Lesson 12: The Baby during Birth and in the Postnatal Period
The baby goes through major changes during birth and during the first few days of life. Understanding these in depth will help you support the parents when their concerns or goals revolve around their baby. With this knowledge, you will be able to be a resource and coach your clients around decisions that have to do with their newborn. In addition, you will know how to explain moments of emergency that might show up with the arrival of the baby in labor and delivery. The first few days after birth, when the baby is home, could be an overwhelming experience for the parents. Even when they have family support, they might still tend to rely more on their birth coach as a resource of information.
Lesson 13: Physiological and Emotional Changes in Postpartum

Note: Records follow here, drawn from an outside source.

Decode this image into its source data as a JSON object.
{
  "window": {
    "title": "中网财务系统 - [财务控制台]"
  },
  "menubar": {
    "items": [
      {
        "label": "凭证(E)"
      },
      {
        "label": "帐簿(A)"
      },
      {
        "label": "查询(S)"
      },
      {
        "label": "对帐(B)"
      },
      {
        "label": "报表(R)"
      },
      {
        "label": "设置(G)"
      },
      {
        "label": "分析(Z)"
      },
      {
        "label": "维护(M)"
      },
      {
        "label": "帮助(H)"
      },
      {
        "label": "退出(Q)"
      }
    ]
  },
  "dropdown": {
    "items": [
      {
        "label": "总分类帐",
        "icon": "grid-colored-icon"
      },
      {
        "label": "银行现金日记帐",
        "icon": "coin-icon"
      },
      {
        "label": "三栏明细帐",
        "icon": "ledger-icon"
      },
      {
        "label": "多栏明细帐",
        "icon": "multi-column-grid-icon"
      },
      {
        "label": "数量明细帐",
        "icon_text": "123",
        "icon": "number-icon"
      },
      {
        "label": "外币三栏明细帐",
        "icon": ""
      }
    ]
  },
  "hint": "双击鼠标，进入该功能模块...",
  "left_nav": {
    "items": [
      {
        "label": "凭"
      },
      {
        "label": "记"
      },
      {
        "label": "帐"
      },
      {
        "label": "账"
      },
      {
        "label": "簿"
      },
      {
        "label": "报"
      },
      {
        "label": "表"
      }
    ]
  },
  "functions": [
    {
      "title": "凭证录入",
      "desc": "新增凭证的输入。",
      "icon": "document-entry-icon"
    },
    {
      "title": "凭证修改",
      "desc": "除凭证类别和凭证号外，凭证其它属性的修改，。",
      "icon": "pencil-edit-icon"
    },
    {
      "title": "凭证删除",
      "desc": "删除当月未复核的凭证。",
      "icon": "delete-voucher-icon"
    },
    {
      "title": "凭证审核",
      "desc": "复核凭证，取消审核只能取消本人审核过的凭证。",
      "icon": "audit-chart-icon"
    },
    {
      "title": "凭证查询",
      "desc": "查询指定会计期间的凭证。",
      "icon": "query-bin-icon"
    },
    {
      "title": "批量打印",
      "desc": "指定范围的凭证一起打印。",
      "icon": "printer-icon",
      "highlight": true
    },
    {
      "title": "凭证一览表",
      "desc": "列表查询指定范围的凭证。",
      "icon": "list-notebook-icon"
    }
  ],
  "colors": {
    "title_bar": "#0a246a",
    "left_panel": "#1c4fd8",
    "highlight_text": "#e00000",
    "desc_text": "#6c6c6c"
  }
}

Your relationships with your birth client do not end right after birth. There is an obligatory one postpartum visit you pay your client at her home, preferably as soon after the birth, and sometimes even more than one. The purpose of this visit is to get a closure around the birth experience, to answer questions regarding the birth or to resolve emerging issues relating to breastfeeding or baby care. You also need to know how to asses your client’s well being, and by this, we mean the level of support she has her physiological and emotional healing.
In this lesson we went far beyond providing you with the basic knowledge of postpartum changes and concerns, to include coaching tools around unexpected outcomes like the loss of a child or the loss of the dream of a healthy and perfect child.
Lesson 14: Breastfeeding Basics
This lesson is an introduction to breastfeeding. As a birth coach, you will sometimes be called to coach your clients around the decision of whether or not to nurse their baby. If your client chooses to nurse, then you have the honor of supporting her at the very first experience of nursing her baby as soon after the delivery. The research shows that a successful beginning of breastfeeding is a prediction for a long and satisfying nursing experience for both mother and baby. When difficulties emerge around breastfeeding, there is a great chance that you will be the one to give first aid, before the mother contacts a breastfeeding specialist. For all these reasons and more we thought that you want to be knowledgeable about breastfeeding.
Lesson 15: Establishing Your Birth Coach Practice
Congratulations! You are done with your training program, and it is time to establish your practice. We found that just as much as our students are excited and passionate about birth, they are intimidated by the idea of going into business. In this lesson, we are coaching you to become a successful birth support practitioner. Here you will find information about networking, elevator pitch, how to find clients and turn them into referees, your basic package of marketing tools, relationship with a back-up doula, liability insurance, insurance claim codes and more.
- Complete all 15 audiovisual classes and the studying materials attached to each class.
- Complete the workshop’s reading list and study through the program’s resource guide.
- Actively participate in the five Saturday classes.
- Attend 25 hours supporting birthing clients at the hospital.
- Submit a full report of three births you have attended.
- Pass the final exam- the exam consists of a case study which you will analyze, and a terminology quiz.